Do you have a drainage ditch in your Nashville yard? We bet it’s just a grassy dip in your landscape, not something you think about much — except when you have to mow and the angle is steep.
Want to know how to keep from ever facing that mowing challenge ever again, while also improving the drain? It’s really quite simple: natural stone. What kind of Nashville, TN natural stone do you need? We thought you’d never ask.
Why line a ditch with stone?
For starters, a drainage ditch is usually an obligation of a homeowner in order to keep rainwater from pooling and his yard and flooding his house or the neighborhood. In fact, if you live in a Nashville neighborhood, you probably already had one when you bought your house. But bottom line, according to this Do It Yourself article, drainage ditches exist to prevent water buildup on your property. Lining your small trench with natural stone helps shape the ditch. Stones will also slow the growth of grass and weeds, which can in turn slow the drain of water.
Types of Stone for Your Ditch
When it comes to functional natural stone, it’s important to know your options. For a drainage ditch, you need stone that makes it easy for water to flow. So imagine a creek. What shape and size are the stones? Usually a mixture of rough-cut or naturally rounded stones is needed. To recreate this concept in your drainage ditch, you need stones that are both small and large. We’re talking gravel and small boulders.
For example, take at look at this drainage swale installed by a homeowner. He used granite rip-rap, which is small boulders used for edging, in streambeds, to prevent erosion, and so on. Gravel is also a good option for a ditch, such as crushed stone (mechanically cut rocks), and gravel is cut in many sizes. You can also consider a French drain, which is a ditch dug at an angle to draw water away from an area, then lined with gravel and topped with sand or sod.
So to be prepared with a well-lined drainage ditch, consider the small boulders of rip-rap, the little rocks of crushed stone and gravels, and the layers of a French drain — gravel and sand.
Weighing the Stones
But which type of Nashville, TN natural stone is right for your ditch? Part of this decision is based on functionality — how deep and wide is your Nashville ditch? How much water usually runs through it in a typical Nashville, TN storm? Like we talked about above, a French drain is what you want when water collects in an area. The ditch dug on a slope will pull the water away from this spot. So you’re looking at small gravel and sand.
If you want something wider and more aggressive, a swale may be in order. A swale is used the same way a drainage ditch is, to manage water runoff, but is most useful when you need to drain water the length of your property. In this case, boulders are useful. For a medium sized, simple front yard drainage ditch, consider medium-sized crushed stone. In the Nashville area, this will usually be made of limestone.

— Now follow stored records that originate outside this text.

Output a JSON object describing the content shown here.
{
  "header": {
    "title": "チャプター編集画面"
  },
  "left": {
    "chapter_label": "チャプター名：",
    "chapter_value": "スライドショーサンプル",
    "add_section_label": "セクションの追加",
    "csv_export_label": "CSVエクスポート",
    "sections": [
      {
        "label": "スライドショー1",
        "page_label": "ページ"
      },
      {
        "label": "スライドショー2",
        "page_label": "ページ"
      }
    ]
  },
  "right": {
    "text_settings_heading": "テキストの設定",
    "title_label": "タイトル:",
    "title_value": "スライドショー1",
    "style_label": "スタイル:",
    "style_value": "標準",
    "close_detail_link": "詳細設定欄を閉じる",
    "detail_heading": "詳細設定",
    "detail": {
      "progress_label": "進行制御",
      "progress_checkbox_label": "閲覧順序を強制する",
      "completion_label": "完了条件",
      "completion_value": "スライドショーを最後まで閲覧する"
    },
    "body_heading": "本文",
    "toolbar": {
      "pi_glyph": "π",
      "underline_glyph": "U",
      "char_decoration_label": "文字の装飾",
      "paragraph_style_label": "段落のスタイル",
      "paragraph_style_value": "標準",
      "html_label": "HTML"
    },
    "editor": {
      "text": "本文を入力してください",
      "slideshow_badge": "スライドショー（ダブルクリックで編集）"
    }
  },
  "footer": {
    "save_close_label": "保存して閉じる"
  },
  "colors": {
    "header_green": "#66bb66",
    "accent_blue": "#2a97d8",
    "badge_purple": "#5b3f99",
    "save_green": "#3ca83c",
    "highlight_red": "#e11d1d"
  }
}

Do you line your drainage ditch with stone?
Not all Nashville, TN drainage ditches are equal. Some are wide and heavily used, some are narrow and so shallow you forget they’re there. But one thing is for certain — lining them with natural stone facilitates the passage of rainwater, livens up the look of your home (in fact, you could consider turning your ditch into a dry stream bed!), and removes an annoying mowing obstacle.
Is your drainage ditch lined with natural stone? What size stones did you end up with — tiny pebbles or large boulders? Did you use the ditch as an opportunity to add to your landscape? We want to hear your drainage ditch experience, so leave us a comment below!